Raynebow, the host of this march, started activism when she was 17 and has been working ever since. As a Black queer trans woman, Raynebow said she’s been fighting for her life since she was born.
“I’m tired of the system not benefiting me. I’m tired of this system thinking it can kill us and erase us and think that it’s okay,” Raynebow said. “Activism is not something I just randomly decided to do. Activism for me started the day that I was born.”
For her, activism is a way to build a world for everyone.
“I continue to fight for change so that young queer people, young Black people, young women and young men … young nonbinary people … can walk out of their houses and feel like they can just be free … not worry about anything,” Raynebow said.
It is of paramount importance to discuss that the Stonewall Memorial Drag March was not only about Pride, but about Black Lives Matter and Black Queer Lives Matter.
The lack of institutional protections for LGBTQ+ and BIPOC individuals in the United States results in the deaths of thousands of people every year. An important element of social justice and activism is in both solidarity and intersectionality.

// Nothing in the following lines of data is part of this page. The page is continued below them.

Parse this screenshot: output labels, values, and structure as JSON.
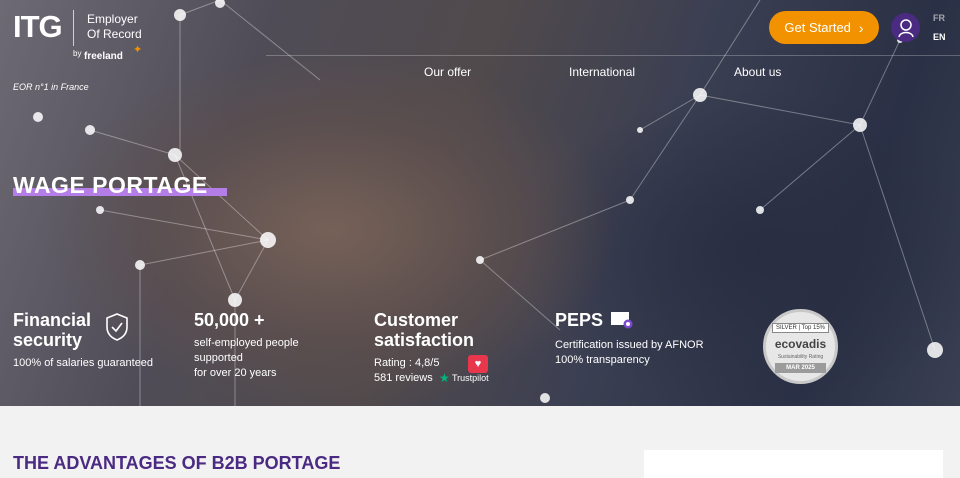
{
  "logo": {
    "brand": "ITG",
    "subtitle_line1": "Employer",
    "subtitle_line2": "Of Record",
    "by": "by",
    "partner": "freeland"
  },
  "tagline": "EOR n°1 in France",
  "header": {
    "cta_label": "Get Started",
    "lang_fr": "FR",
    "lang_en": "EN"
  },
  "nav": {
    "items": [
      "Our offer",
      "International",
      "About us"
    ]
  },
  "hero": {
    "title": "WAGE PORTAGE"
  },
  "stats": [
    {
      "title_line1": "Financial",
      "title_line2": "security",
      "text_line1": "100% of salaries guaranteed"
    },
    {
      "title_line1": "50,000 +",
      "text_line1": "self-employed people",
      "text_line2": "supported",
      "text_line3": "for over 20 years"
    },
    {
      "title_line1": "Customer",
      "title_line2": "satisfaction",
      "text_line1": "Rating : 4,8/5",
      "text_line2": "581 reviews",
      "trust_label": "Trustpilot"
    },
    {
      "title_line1": "PEPS",
      "text_line1": "Certification issued by AFNOR",
      "text_line2": "100% transparency"
    }
  ],
  "ecovadis": {
    "rank": "SILVER | Top 15%",
    "name": "ecovadis",
    "rating_label": "Sustainability Rating",
    "date": "MAR 2025"
  },
  "section": {
    "title": "THE ADVANTAGES OF B2B PORTAGE"
  },
  "colors": {
    "accent": "#f39200",
    "brand_purple": "#4a2a82",
    "highlight": "#b57de8"
  }
}
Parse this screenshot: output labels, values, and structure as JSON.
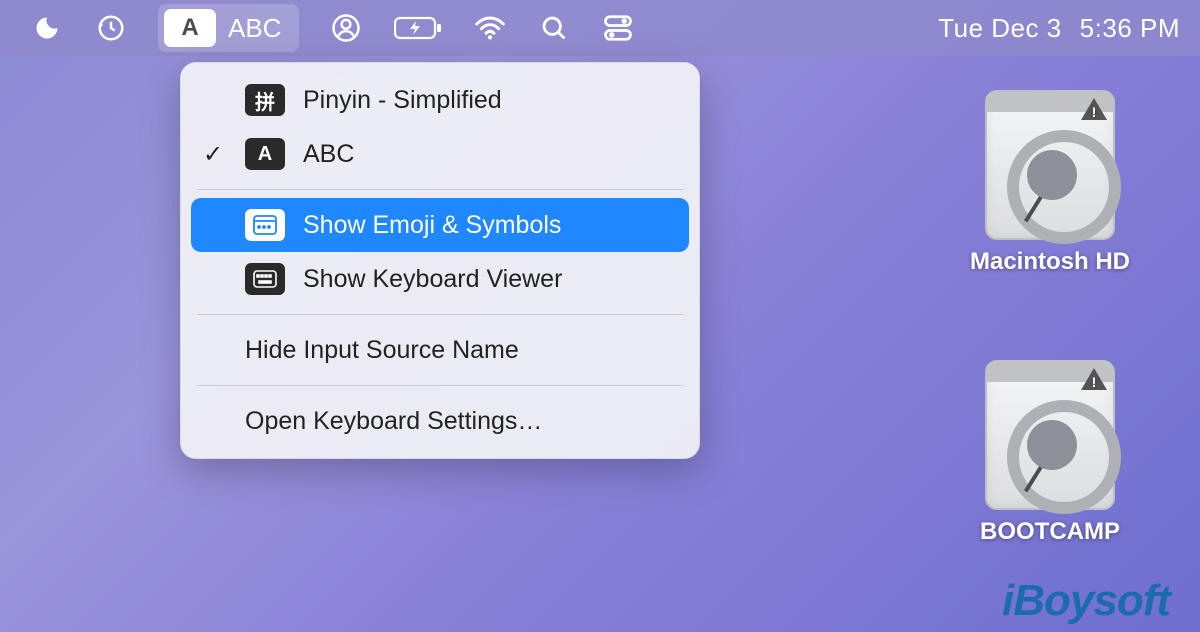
{
  "menubar": {
    "input_source": {
      "badge": "A",
      "label": "ABC"
    },
    "date": "Tue Dec 3",
    "time": "5:36 PM"
  },
  "dropdown": {
    "sources": [
      {
        "checked": false,
        "icon_text": "拼",
        "label": "Pinyin - Simplified"
      },
      {
        "checked": true,
        "icon_text": "A",
        "label": "ABC"
      }
    ],
    "viewers": [
      {
        "highlight": true,
        "label": "Show Emoji & Symbols"
      },
      {
        "highlight": false,
        "label": "Show Keyboard Viewer"
      }
    ],
    "hide_label": "Hide Input Source Name",
    "open_settings_label": "Open Keyboard Settings…"
  },
  "desktop": {
    "icons": [
      {
        "label": "Macintosh HD"
      },
      {
        "label": "BOOTCAMP"
      }
    ]
  },
  "watermark": "iBoysoft"
}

“The reason I emphasized that Black Queer Lives Matter is because I wanted people to know that Black lives always mattered, and Black lives continue to matter,” Raynebow said. “The system needs to wake the f*** up and realize that they can’t keep killing us.”
Raynebow also had advice for youth and allies who want to get involved. She suggested the first step would be to step out of your comfort zone, or spaces you are accustomed to. There are many educational resources from activists of color and queer activists available online.

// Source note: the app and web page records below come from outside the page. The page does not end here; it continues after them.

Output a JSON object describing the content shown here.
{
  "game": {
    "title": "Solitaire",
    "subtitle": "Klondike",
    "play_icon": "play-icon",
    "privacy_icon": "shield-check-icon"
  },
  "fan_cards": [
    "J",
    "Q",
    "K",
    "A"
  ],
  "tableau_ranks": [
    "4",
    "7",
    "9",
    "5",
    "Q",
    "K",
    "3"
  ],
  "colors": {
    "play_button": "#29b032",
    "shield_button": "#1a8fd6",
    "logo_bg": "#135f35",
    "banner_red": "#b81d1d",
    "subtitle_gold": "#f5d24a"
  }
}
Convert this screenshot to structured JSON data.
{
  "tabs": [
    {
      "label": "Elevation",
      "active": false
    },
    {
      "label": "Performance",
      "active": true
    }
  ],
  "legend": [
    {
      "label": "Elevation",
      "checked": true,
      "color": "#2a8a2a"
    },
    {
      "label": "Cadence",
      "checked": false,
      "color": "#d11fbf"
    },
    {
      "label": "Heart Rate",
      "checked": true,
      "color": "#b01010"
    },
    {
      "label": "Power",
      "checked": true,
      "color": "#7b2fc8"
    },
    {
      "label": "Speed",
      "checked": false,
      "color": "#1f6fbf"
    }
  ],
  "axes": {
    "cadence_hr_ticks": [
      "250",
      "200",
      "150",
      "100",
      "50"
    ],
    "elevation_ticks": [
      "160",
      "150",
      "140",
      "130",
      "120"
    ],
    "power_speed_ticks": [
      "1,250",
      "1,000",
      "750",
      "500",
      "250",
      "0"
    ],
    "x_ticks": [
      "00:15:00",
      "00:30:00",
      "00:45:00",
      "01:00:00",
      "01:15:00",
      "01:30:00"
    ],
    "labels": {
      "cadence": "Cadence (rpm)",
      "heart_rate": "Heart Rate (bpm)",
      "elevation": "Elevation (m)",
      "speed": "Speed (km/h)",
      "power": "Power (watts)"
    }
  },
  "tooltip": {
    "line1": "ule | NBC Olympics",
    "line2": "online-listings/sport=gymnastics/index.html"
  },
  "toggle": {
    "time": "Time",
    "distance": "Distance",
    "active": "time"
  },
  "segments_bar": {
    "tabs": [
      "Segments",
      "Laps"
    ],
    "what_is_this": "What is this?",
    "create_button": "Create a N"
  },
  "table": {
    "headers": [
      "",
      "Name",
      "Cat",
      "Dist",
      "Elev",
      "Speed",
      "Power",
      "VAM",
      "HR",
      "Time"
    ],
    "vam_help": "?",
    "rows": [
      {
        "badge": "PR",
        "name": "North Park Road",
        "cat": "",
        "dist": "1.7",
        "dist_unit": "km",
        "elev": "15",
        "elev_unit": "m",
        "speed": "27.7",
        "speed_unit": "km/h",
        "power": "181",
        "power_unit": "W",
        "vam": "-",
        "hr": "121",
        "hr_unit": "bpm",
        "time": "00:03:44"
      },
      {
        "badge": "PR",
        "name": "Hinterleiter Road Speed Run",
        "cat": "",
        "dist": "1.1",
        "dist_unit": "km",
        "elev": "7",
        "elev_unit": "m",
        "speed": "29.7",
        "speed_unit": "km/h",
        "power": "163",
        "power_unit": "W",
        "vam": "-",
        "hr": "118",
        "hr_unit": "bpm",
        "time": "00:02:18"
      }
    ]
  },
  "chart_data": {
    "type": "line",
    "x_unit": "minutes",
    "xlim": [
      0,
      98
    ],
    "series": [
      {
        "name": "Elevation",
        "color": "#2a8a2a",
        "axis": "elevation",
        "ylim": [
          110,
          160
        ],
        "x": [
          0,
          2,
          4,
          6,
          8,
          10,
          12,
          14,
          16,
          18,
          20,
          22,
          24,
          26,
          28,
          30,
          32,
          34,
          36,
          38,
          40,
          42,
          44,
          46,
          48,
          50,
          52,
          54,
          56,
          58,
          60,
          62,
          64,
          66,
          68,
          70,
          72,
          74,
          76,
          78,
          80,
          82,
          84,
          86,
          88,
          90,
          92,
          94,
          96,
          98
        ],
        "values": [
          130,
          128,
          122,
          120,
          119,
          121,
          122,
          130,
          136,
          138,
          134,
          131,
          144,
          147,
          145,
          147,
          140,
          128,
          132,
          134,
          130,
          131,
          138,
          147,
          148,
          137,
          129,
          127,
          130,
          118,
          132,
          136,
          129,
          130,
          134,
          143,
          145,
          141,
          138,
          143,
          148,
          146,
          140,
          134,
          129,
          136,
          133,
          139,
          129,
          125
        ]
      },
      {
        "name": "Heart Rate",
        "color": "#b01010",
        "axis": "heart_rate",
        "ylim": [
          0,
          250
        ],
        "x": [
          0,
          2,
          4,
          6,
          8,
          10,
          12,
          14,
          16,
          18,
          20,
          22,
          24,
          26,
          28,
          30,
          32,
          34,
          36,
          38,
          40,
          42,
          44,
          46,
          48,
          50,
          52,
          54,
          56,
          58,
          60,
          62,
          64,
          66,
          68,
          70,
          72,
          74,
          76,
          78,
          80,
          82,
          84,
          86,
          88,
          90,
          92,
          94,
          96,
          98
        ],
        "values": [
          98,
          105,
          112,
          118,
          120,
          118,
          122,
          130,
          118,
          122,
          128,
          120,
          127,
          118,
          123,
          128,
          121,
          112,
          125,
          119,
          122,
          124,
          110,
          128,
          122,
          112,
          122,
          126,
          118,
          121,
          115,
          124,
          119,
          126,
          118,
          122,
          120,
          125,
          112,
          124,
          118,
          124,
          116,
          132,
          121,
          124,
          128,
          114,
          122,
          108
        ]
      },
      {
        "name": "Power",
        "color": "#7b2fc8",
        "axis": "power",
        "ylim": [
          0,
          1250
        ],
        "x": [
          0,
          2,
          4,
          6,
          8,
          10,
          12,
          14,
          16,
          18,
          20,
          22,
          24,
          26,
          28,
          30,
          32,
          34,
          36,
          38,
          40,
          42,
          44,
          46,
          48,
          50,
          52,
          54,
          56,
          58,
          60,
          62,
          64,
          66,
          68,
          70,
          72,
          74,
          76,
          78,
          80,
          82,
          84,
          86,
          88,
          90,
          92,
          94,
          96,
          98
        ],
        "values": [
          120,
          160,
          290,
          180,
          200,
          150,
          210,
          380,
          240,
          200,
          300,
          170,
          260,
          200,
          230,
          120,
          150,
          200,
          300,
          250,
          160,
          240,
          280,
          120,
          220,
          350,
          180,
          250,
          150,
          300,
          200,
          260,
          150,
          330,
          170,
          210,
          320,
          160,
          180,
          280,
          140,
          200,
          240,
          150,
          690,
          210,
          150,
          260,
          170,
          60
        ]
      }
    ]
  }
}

Social media is a vital tool for communication and organization. Information on protests are often posted on platforms such as Facebook and Instagram. Her final advice was to continue to come to protests and continue to do whatever you can to change the world.

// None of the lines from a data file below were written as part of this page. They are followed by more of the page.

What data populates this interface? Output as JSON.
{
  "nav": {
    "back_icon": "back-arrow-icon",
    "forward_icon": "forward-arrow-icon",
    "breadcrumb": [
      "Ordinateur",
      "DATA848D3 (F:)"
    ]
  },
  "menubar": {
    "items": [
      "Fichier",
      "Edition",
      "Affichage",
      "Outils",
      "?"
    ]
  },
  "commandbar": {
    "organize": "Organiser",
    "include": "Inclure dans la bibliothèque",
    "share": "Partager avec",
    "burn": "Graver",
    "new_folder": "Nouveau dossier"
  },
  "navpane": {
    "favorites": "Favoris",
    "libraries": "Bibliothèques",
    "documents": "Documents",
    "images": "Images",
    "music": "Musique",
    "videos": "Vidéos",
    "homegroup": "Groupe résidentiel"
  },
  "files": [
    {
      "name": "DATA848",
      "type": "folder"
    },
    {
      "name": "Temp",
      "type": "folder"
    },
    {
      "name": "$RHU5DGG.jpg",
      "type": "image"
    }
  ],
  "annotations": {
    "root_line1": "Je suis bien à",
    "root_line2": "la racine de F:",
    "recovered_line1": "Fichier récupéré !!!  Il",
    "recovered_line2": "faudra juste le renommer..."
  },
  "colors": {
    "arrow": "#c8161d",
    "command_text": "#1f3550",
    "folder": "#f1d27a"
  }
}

“The world is made for all of us, it needs to benefit everyone that lives in it.” Raynebow said, stressing the importance of fostering an environment that allows kindness and healing to thrive. “When I started loving myself and being who I am, I felt like I needed to spread that love that I had for myself around to others so other people can know it’s okay to love themselves, it’s okay for them to be who they are and not be afraid of it.”